Croatan National Forest

While vacationing at Emerald Isle, North Carolina, Michelle and I visited the 159,000-acre Croatan National Forest, known for its hardwood and longleaf pine forests and wetland pocosin communities.


In specific, we walked the Cedar Point tideland trail, which includes 1.6-miles of boardwalk.


The trail meanders through a coastal hammock (salt-spray climax community), dominated by live oak, American holly, red cedar (hence the name Cedar Point) and wax myrtle.  The low-energy shorelines of the intra-coastal waterway and White Oak River included tidal marshes with Spartina (salt-marsh cordgrass and salt-meadow hay), needle rush and salt panne glassworts.


Many, many acres of tidal marsh.


It was low tide and all of the exposed tidalflats contained marsh fiddler crabs.  As we walked near them, they would always scatter away.


The male fiddler crab has one monster claw and one mini claw.  He primarily uses the monster claw as a flag or signal to attract females.


Adult male and adult female fiddler crab, then with a nearby juvenile/developing male.


This site contains hundreds of thousands of fingerling and fry fish of various species that swim in waves of schools.


I tried to get some action shots of feeding egrets and other shore birds, and then definitely anything that I saw in flower.

Ipoma sagittata

The bold pink of the salt-marsh morning glory (Ipoma sagittata) dotted portions of the trail.

Seutera angustifolia

Twining onto other host plants, swallow-wort vine (Seutera angustifolia) was occasionally observed.  The demure swallow-wort flowers looked like stars.
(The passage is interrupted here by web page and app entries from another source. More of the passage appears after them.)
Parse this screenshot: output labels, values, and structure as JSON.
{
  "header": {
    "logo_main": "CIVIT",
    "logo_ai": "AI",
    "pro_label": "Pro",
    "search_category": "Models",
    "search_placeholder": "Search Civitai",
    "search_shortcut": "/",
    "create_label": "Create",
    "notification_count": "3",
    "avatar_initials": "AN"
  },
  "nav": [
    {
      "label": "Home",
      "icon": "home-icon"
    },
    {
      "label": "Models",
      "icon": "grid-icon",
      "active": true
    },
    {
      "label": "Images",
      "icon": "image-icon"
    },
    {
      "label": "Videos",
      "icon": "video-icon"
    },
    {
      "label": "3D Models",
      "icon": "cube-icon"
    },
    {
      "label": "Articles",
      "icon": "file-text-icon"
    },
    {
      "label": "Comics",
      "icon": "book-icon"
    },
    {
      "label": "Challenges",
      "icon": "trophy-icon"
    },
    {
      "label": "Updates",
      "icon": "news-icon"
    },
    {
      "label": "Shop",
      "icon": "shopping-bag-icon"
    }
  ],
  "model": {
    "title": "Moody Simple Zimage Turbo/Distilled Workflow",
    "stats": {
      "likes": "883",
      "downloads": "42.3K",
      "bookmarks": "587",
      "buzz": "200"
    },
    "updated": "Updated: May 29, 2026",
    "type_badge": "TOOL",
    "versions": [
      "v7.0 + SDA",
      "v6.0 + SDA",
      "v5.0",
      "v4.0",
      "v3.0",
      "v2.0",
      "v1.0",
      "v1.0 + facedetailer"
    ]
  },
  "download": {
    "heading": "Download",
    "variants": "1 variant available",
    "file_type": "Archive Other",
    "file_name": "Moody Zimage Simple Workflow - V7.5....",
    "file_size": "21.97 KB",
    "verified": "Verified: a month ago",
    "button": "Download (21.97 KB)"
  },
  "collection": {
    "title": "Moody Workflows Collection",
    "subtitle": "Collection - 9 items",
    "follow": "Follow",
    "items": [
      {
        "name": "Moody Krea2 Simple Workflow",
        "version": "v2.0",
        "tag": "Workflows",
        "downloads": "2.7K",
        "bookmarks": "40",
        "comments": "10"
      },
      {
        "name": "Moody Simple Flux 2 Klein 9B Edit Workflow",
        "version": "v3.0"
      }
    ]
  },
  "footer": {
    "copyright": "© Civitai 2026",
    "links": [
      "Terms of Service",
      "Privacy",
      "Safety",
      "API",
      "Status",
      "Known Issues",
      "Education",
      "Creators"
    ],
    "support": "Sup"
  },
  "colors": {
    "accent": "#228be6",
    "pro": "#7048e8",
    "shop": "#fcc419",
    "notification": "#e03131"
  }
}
Spanglegrass (Chasmanthium sessiliflorum) was common along the forested trail margins.

Borrichia frutescens

The only forb mixed with the grass, sedge and rush were seaside oxeye (Borrichia frutescens). 


After our morning hike we went to the beach with the family, and an eastern willet hunted the same waters that we played in.
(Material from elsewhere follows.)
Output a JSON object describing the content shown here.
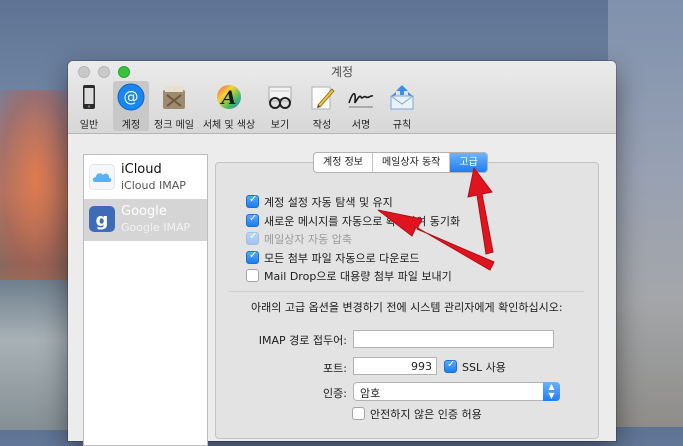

The willet has long legs and a straight bill.  The bold white and black stripe on the wing stands-out to distinguish the species.


The fast running willets are common along south Atlantic beaches and are almost always seen alone, pausing to probe the receding waves for crabs and worms.